Recent events point to the need for a strong federal role in ensuring the safe operation of our nation’s transit systems and particularly rail transit operations. In the past year alone, train-to-train collisions in Boston, San Francisco, and Washington, D.C. have taken the lives of employees and passengers and left others critically injured. Beyond these collisions, three transit maintenance workers were struck and killed while working on the tracks during 2009. And thousands of commuters have faced delays and uncertainties as transit agencies have attempted to respond to the latest round of accidents.
While rail transit remains an incredibly safe way to travel – with more than four billion passenger trips recorded in 2008 – the latest round of accidents must serve as a wake-up call that the lack of federal jurisdiction over safety must be reversed. At a time when public transit is becoming the transportation of choice for a growing number of Americans, the confusion over which government entity is charged with safety oversight and regulation must be eliminated. Fortunately, the Obama Administration is taking action to address this problem.
Transportation labor applauds the Department of Transportation (DOT) and its Federal Transit Administration (FTA) for moving swiftly to respond to the lack of federal safety oversight of rail transit operations. We also recognize the work of the National Transportation Safety Board in investigating accidents and helping identify corrective actions that can be used to prevent or mitigate future accidents. Based on these investigations and input from stakeholders including TTD transit affiliates, the DOT has developed legislation that would require federal oversight and universal rules for rail transit systems and make other needed safety improvements. We support this effort and urge legislators and regulators to ensure that workers and their unions are fully brought into this process so that the views of transportation labor are incorporated in the development of this new safety program.
Under FTA’s existing State Safety Oversight (SSO) program, rail transit safety is largely left to individual states with little guidance or oversight from federal regulators. In fact, federal regulators are prohibited by law from imposing basic safety rules. The result is varying safety rules and standards, inadequate staffing of safety agencies, sporadic enforcement, and unaddressed high-risk safety issues. As DOT regulates, oversees, and enforces the safety of other modes of transportation, the agency should oversee the rail transit systems in a similar fashion.
The agency’s legislative proposal requires the Secretary of Transportation to establish and enforce minimum federal safety standards for rail transit systems not regulated by the Federal Railroad Administration (FRA). The legislation also provides the agency with the option to establish a safety program for public transportation bus systems. Additionally, the proposal establishes a program that allows states to become eligible for federal transit assistance to carry out a federally approved public transportation safety program. The proposal does not preempt states from establishing a more stringent safety standard if that standard meets certain criteria. The final component of the proposal ensures that state agencies overseeing transit systems be fully financially independent from the transit systems which they oversee.

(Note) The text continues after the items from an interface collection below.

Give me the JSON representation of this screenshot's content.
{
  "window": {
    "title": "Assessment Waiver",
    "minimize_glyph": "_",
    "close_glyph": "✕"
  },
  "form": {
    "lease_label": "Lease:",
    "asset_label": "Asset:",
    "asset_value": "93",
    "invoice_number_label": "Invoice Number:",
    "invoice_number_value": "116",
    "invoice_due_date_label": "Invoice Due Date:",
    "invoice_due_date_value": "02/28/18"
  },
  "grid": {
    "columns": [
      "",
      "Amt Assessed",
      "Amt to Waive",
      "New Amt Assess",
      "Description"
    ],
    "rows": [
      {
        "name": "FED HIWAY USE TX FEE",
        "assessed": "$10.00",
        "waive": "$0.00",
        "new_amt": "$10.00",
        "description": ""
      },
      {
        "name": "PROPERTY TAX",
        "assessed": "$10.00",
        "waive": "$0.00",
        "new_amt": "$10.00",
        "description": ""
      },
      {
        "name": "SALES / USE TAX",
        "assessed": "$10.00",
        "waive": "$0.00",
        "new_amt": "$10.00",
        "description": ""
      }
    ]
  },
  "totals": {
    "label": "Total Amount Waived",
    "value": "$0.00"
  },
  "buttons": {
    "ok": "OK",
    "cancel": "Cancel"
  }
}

As DOT moves forward with its proposed Public Transportation Safety Program, the agency must include the input of front-line employees in the development of the regulations. Front-line employees serve as one of the best resources to spot and report safety risks and have intimate knowledge of the day to day workings of our nation’s rail transit systems. In order to ensure that regulations developed are practical and effective, front-line employees must have a voice in the drafting process.
As the agency develops regulations, it must consider the unique operating environment of transit, which differs dramatically from rail or over-the-road bus. Transit operates in an open and continuous nature, with more frequent stops and operator interaction with the general public than other transportation modes. Therefore, the current safety standards which the FRA applies to heavy rail, or the Federal Motor Carrier Safety Administration (FMCSA) applies to over-the-road bus, are not equally applicable to rail transit.
Many states view the current SSO program as an unfunded mandate. We applaud the DOT for recognizing this reality. Transit agencies must be provided with a robust funding stream that adequately covers the implementation of the safety improvements that stem from the agency’s proposal. Additionally, Congressional appropriators must make a commitment to fully fund this program.
Recent events dictate a clear need for increased federal safety oversight of rail transit operations. It is time for the DOT to pay closer attention to rail transit safety consistent with the historic role it has played in safety oversight of commercial airlines and freight and passenger rail operations. We applaud the Obama Administration for developing this important transportation safety initiative but urge the DOT to listen to the input of front-line employees and their unions and consider carefully the financial realities facing public transportation agencies across the country.
Policy Statement No. W10-02
Adopted February 28, 2010